## TASK ITEM
Copy out all lines from the entries below in which "badge" occurs.
==*==
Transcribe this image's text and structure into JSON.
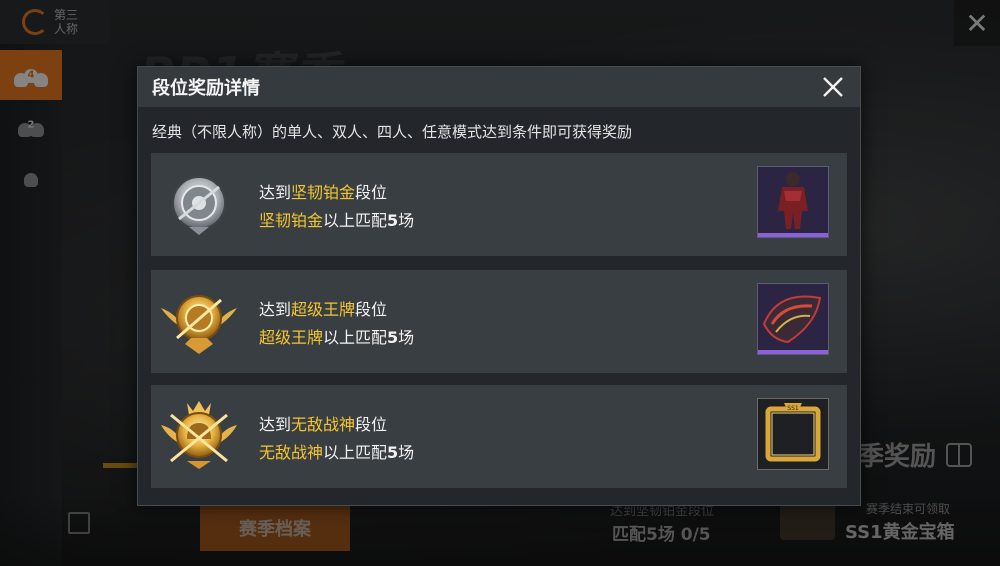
{
  "background": {
    "mode_switch_label": "第三\n人称",
    "squad_tabs": [
      {
        "name": "squad",
        "number": "4",
        "active": true
      },
      {
        "name": "duo",
        "number": "2",
        "active": false
      },
      {
        "name": "solo",
        "number": "",
        "active": false
      }
    ],
    "logo_text": "PP1赛季",
    "season_reward_label": "季奖励",
    "season_file_button": "赛季档案",
    "progress_title": "达到坚韧铂金段位",
    "progress_value": "匹配5场 0/5",
    "chest_hint": "赛季结束可领取",
    "chest_name": "SS1黄金宝箱"
  },
  "dialog": {
    "title": "段位奖励详情",
    "subtitle": "经典（不限人称）的单人、双人、四人、任意模式达到条件即可获得奖励",
    "rows": [
      {
        "prefix": "达到",
        "rank": "坚韧铂金",
        "suffix": "段位",
        "req_rank": "坚韧铂金",
        "req_text": "以上匹配",
        "req_count": "5",
        "req_unit": "场",
        "badge": "platinum-badge-icon",
        "reward": "outfit-icon"
      },
      {
        "prefix": "达到",
        "rank": "超级王牌",
        "suffix": "段位",
        "req_rank": "超级王牌",
        "req_text": "以上匹配",
        "req_count": "5",
        "req_unit": "场",
        "badge": "ace-badge-icon",
        "reward": "parachute-icon"
      },
      {
        "prefix": "达到",
        "rank": "无敌战神",
        "suffix": "段位",
        "req_rank": "无敌战神",
        "req_text": "以上匹配",
        "req_count": "5",
        "req_unit": "场",
        "badge": "conqueror-badge-icon",
        "reward": "avatar-frame-icon"
      }
    ]
  },
  "colors": {
    "highlight": "#f2c631",
    "accent_orange": "#e3761e",
    "rarity_purple": "#8a62d6"
  }
}
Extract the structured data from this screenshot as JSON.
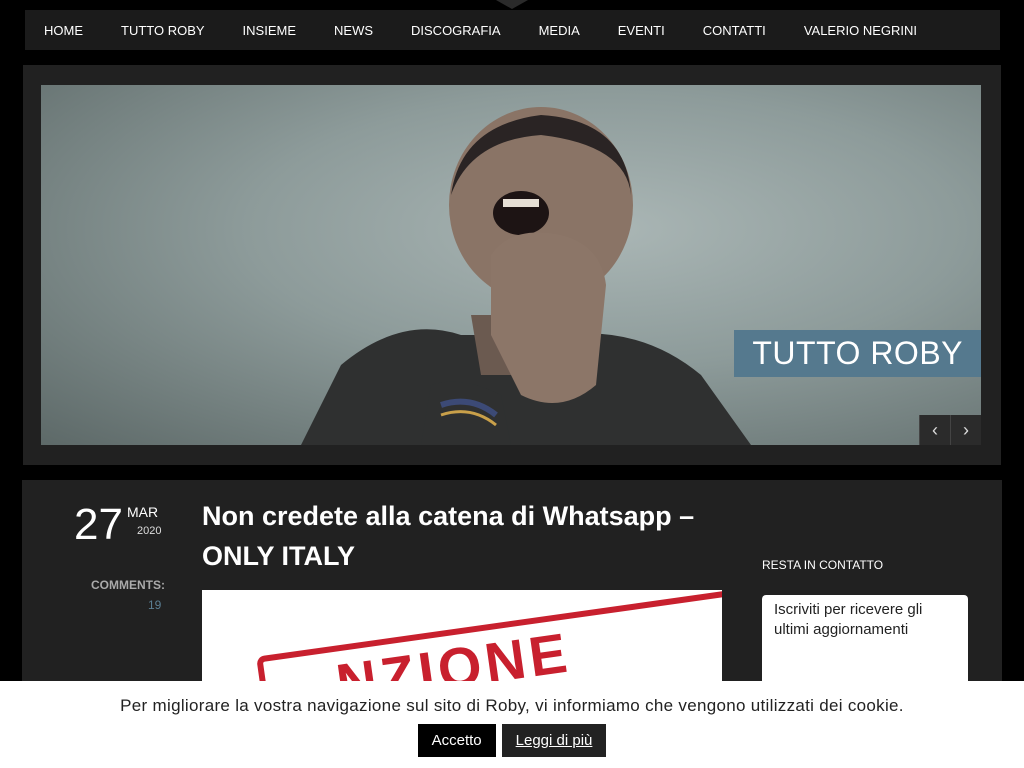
{
  "nav": {
    "items": [
      "HOME",
      "TUTTO ROBY",
      "INSIEME",
      "NEWS",
      "DISCOGRAFIA",
      "MEDIA",
      "EVENTI",
      "CONTATTI",
      "VALERIO NEGRINI"
    ]
  },
  "slider": {
    "caption": "TUTTO ROBY",
    "prev": "‹",
    "next": "›"
  },
  "post": {
    "day": "27",
    "month": "MAR",
    "year": "2020",
    "comments_label": "COMMENTS:",
    "comments_count": "19",
    "title": "Non credete alla catena di Whatsapp – ONLY ITALY",
    "stamp_text": "NZIONE"
  },
  "sidebar": {
    "title": "RESTA IN CONTATTO",
    "box_text": "Iscriviti per ricevere gli ultimi aggiornamenti"
  },
  "cookie": {
    "text": "Per migliorare la vostra navigazione sul sito di Roby, vi informiamo che vengono utilizzati dei cookie.",
    "accept": "Accetto",
    "more": "Leggi di più"
  },
  "colors": {
    "accent": "#55798e",
    "stamp": "#c8202e",
    "tab": "#0a9d4b"
  }
}
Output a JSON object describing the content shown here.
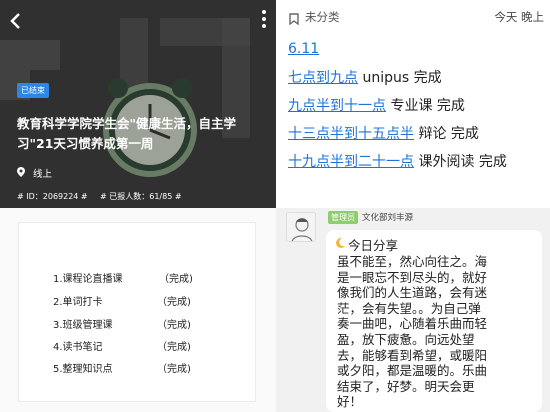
{
  "event": {
    "status": "已结束",
    "title": "教育科学学院学生会\"健康生活，自主学习\"21天习惯养成第一周",
    "location": "线上",
    "id_text": "# ID：2069224 #",
    "enrolled_text": "# 已报人数：61/85 #"
  },
  "checklist": {
    "tasks": [
      {
        "label": "1.课程论直播课",
        "status": "（完成)"
      },
      {
        "label": "2.单词打卡",
        "status": "（完成)"
      },
      {
        "label": "3.班级管理课",
        "status": "（完成)"
      },
      {
        "label": "4.读书笔记",
        "status": "（完成)"
      },
      {
        "label": "5.整理知识点",
        "status": "（完成)"
      }
    ]
  },
  "notes": {
    "category": "未分类",
    "time": "今天 晚上",
    "date": "6.11",
    "entries": [
      {
        "time_range": "七点到九点",
        "activity": " unipus 完成"
      },
      {
        "time_range": "九点半到十一点",
        "activity": " 专业课 完成"
      },
      {
        "time_range": "十三点半到十五点半",
        "activity": " 辩论 完成"
      },
      {
        "time_range": "十九点半到二十一点",
        "activity": " 课外阅读 完成"
      }
    ]
  },
  "chat": {
    "badge": "管理员",
    "sender": "文化部刘丰源",
    "heading": "今日分享",
    "lines": [
      "虽不能至，然心向往之。海",
      "是一眼忘不到尽头的，就好",
      "像我们的人生道路，会有迷",
      "茫，会有失望。。为自己弹",
      "奏一曲吧，心随着乐曲而轻",
      "盈，放下疲惫。向远处望",
      "去，能够看到希望，或暖阳",
      "或夕阳，都是温暖的。乐曲",
      "结束了，好梦。明天会更",
      "好！"
    ]
  },
  "colors": {
    "link": "#1e73d8",
    "badge": "#2d86e8",
    "admin": "#8fce6e"
  }
}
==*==
## EXERCISE OUTPUT
        "badge": "platinum-badge-icon",
        "badge": "ace-badge-icon",
        "badge": "conqueror-badge-icon",
    "badge": "管理员",
    "badge": "#2d86e8",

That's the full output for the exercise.